Snakes have gained in popularity in recent years as exotic pets. Many pet owners keep pythons as pets, but relatively few people harbor the gumption to adopt a rattlesnake as a household reptile. If you're one of the hardy ones considering keeping a pet rattlesnake, think about the following points carefully before bringing this dangerous reptile into your home.
Keep it legal. Some states, like Arizona, outlaw rattlesnakes as household pets. Check with your local pet store owner or state statutes regarding exotic pets. Laws pertaining to exotic pets change from time to time, so obtain the latest information.
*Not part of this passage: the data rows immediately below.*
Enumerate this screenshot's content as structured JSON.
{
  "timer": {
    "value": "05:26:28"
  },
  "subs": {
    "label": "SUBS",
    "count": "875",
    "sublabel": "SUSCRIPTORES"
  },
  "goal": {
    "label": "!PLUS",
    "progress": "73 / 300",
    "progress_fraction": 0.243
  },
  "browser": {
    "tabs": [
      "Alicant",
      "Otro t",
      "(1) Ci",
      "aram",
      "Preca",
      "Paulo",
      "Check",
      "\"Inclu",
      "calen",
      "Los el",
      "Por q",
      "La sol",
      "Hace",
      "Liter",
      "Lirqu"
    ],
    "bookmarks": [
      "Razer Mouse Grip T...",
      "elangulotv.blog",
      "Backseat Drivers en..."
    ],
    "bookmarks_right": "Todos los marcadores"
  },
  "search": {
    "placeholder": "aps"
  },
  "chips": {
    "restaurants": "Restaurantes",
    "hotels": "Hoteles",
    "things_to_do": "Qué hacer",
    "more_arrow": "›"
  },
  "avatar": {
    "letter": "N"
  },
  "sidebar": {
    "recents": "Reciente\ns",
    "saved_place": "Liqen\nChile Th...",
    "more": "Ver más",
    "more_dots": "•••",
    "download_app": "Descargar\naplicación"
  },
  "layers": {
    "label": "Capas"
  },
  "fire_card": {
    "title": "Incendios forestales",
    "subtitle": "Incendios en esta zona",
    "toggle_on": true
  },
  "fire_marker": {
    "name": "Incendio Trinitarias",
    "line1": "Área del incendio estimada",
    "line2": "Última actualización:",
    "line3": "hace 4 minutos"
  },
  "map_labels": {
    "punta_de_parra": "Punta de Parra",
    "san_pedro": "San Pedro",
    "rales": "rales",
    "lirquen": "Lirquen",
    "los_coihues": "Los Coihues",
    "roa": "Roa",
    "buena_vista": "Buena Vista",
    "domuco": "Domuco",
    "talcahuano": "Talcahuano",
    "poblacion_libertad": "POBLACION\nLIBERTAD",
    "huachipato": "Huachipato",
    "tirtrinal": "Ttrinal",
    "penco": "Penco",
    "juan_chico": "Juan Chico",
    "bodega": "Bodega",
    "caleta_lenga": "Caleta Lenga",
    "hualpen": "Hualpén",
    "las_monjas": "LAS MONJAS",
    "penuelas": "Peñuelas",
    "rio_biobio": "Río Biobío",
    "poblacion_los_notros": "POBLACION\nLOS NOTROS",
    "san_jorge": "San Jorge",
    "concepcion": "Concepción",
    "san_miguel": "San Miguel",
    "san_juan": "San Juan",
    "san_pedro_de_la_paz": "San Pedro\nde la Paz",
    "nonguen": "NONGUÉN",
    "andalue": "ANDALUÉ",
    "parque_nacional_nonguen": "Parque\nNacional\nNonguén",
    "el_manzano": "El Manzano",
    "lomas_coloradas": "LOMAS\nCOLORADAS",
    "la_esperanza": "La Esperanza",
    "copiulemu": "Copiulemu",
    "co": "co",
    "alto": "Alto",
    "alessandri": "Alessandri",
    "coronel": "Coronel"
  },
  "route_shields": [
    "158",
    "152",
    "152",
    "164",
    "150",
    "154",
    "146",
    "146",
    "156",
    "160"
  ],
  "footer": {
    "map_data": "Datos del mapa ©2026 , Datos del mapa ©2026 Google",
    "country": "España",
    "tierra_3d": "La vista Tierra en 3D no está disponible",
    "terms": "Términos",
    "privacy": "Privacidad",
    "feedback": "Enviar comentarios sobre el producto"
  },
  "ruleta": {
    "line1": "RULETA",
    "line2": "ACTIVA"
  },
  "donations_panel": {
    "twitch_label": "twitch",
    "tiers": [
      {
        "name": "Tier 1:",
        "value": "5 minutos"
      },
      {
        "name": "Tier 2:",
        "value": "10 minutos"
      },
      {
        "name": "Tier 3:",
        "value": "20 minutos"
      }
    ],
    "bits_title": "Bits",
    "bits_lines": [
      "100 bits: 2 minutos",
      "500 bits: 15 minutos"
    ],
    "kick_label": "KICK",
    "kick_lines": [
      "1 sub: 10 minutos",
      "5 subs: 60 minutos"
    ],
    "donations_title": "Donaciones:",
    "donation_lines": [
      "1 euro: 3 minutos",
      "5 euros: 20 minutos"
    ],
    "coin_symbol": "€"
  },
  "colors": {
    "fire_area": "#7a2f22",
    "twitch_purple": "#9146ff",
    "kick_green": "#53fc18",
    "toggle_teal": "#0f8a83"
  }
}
Secure your pet rattlesnake. Even a harmless, non poisonous snake can strike fear into the hearts of many people if it escapes from its cage, so imagine what a rattlesnake will do to one's blood pressure. Keep your rattlesnake in an enclosed case with the top tightly closed. Of course, you'll need sufficient holes to let the snake breathe, but be certain there's no space for it to crawl onto the floor or walls.
Allow your pet rattlesnake plenty of space. Even though venomous snakes can stay perfectly still for hours at a time, it's best to house them in a large glass aquarium and keep them in a garage or separate housing unit away from your main residence.
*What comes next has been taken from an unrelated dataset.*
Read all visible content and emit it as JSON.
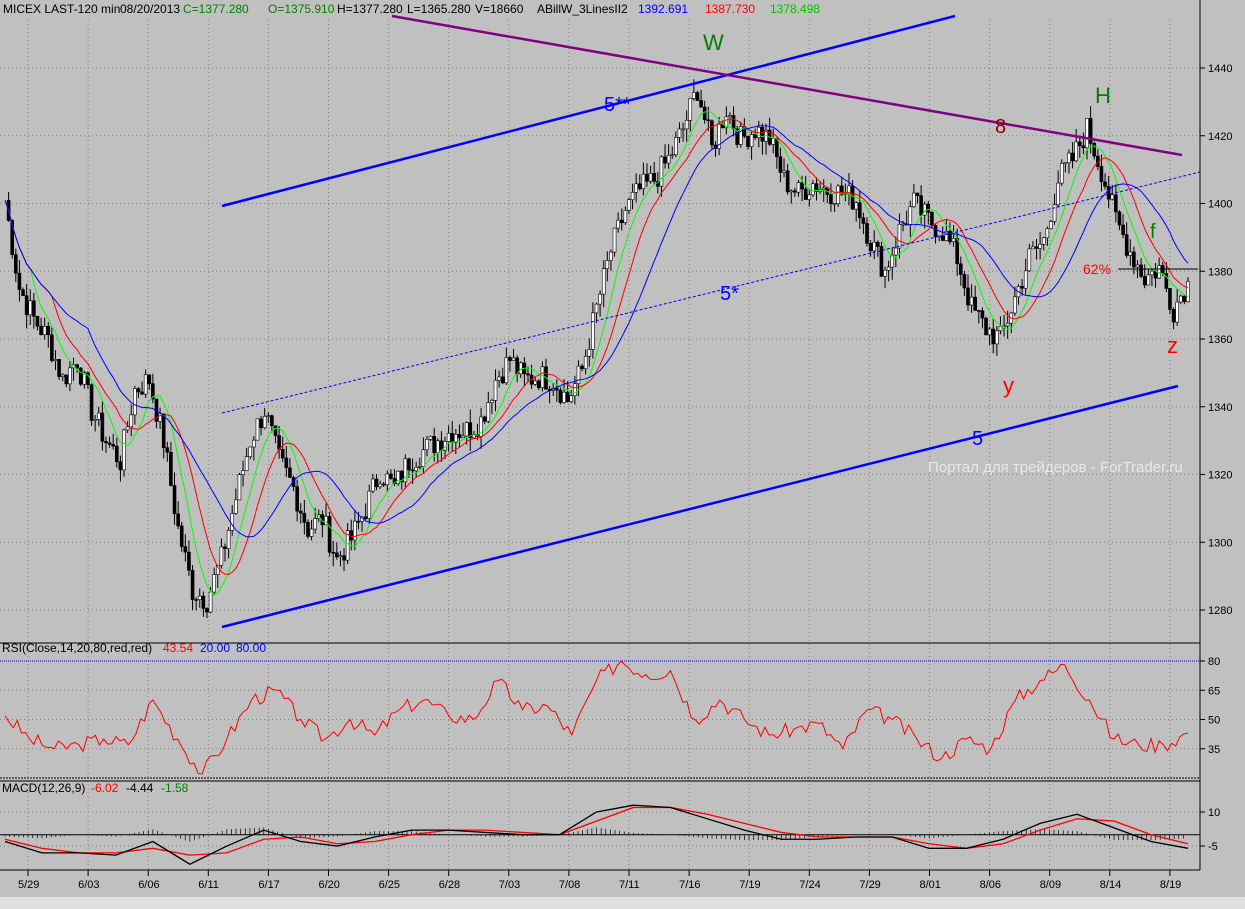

Use a shiftbox to secure your snake when you need to clean the cage. A shiftbox is a sturdy box with a front door that you lock from the outside. You'll need to coerce the snake into the shiftbox and lock it securely before cleaning the rattlesnake tank or moving it.
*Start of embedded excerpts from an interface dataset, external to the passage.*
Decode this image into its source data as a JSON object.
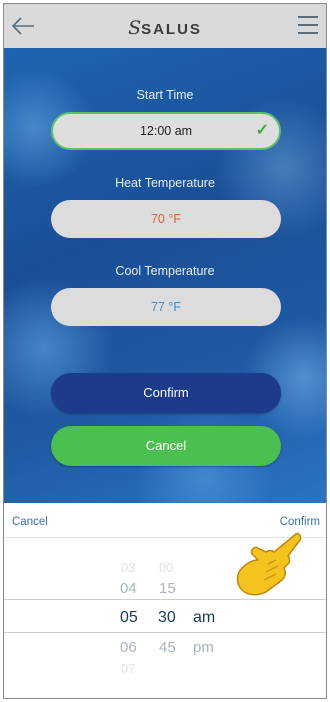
{
  "header": {
    "logo_text": "SALUS",
    "logo_mark": "S"
  },
  "form": {
    "start_time_label": "Start Time",
    "start_time_value": "12:00 am",
    "heat_label": "Heat Temperature",
    "heat_value": "70 °F",
    "cool_label": "Cool Temperature",
    "cool_value": "77 °F",
    "confirm_label": "Confirm",
    "cancel_label": "Cancel"
  },
  "picker": {
    "cancel_label": "Cancel",
    "confirm_label": "Confirm",
    "hours": [
      "03",
      "04",
      "05",
      "06",
      "07"
    ],
    "minutes": [
      "00",
      "15",
      "30",
      "45"
    ],
    "periods": [
      "am",
      "pm"
    ],
    "selected_hour": "05",
    "selected_minute": "30",
    "selected_period": "am"
  },
  "colors": {
    "heat": "#e0603a",
    "cool": "#3a8fd6",
    "confirm_bg": "#1e3a8a",
    "cancel_bg": "#4bbf50",
    "accent": "#3b6fb6"
  }
}
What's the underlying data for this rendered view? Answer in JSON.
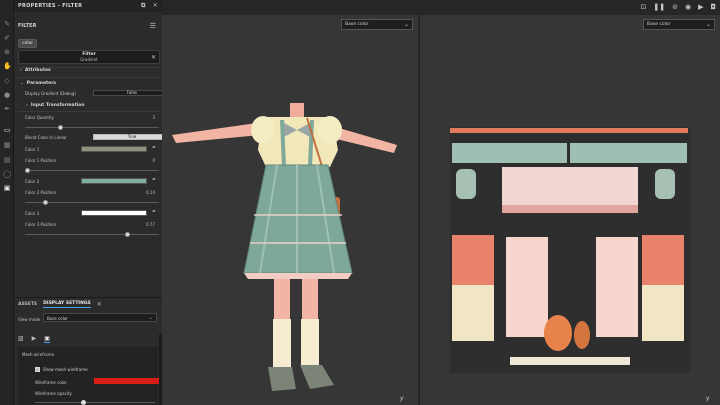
{
  "panel": {
    "title": "PROPERTIES - FILTER",
    "filter_heading": "FILTER",
    "chip": "color",
    "filter_box": {
      "title": "Filter",
      "name": "Gradient"
    },
    "sections": {
      "attributes": "Attributes",
      "parameters": "Parameters",
      "input_transformation": "Input Transformation"
    },
    "display_gradient": {
      "label": "Display Gradient (Debug)",
      "value": "False"
    },
    "color_quantity": {
      "label": "Color Quantity",
      "value": "3",
      "fraction": 0.25
    },
    "blend_linear": {
      "label": "Blend Color In Linear",
      "value": "True"
    },
    "colors": [
      {
        "label": "Color 1",
        "hex": "#8c957c",
        "pos_label": "Color 1 Position",
        "pos_value": "0",
        "fraction": 0.0
      },
      {
        "label": "Color 2",
        "hex": "#7fada0",
        "pos_label": "Color 2 Position",
        "pos_value": "0.14",
        "fraction": 0.14
      },
      {
        "label": "Color 3",
        "hex": "#ffffff",
        "pos_label": "Color 3 Position",
        "pos_value": "0.77",
        "fraction": 0.77
      }
    ]
  },
  "bottom": {
    "tabs": [
      "ASSETS",
      "DISPLAY SETTINGS"
    ],
    "view_mode_label": "View mode",
    "view_mode_value": "Base color",
    "mesh_wireframe_title": "Mesh wireframe",
    "show_mesh_wireframe": "Show mesh wireframe",
    "wireframe_color_label": "Wireframe color",
    "wireframe_color": "#d91e18",
    "wireframe_opacity_label": "Wireframe opacity",
    "wireframe_opacity_fraction": 0.4
  },
  "viewport3d": {
    "channel": "Base color",
    "axis_label": "y"
  },
  "viewport2d": {
    "channel": "Base color",
    "axis_label": "y"
  },
  "colors": {
    "accent": "#4aa3ff",
    "skin": "#f3b7a3",
    "plaid": "#7ea89a",
    "shirt": "#f1e7b8"
  }
}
Feed your rattlesnake pre-killed rodents. Rattlesnakes eat mice, small rabbits and occasionally insects. While rattlesnakes can easily kill live prey, feeding them frozen, pre-killed mice or rodents prevents a lot of thrashing about in their enclosures and gives you peace of mind. Watch the rattlesnake at feeding time to ensure that mealtime goes smoothly.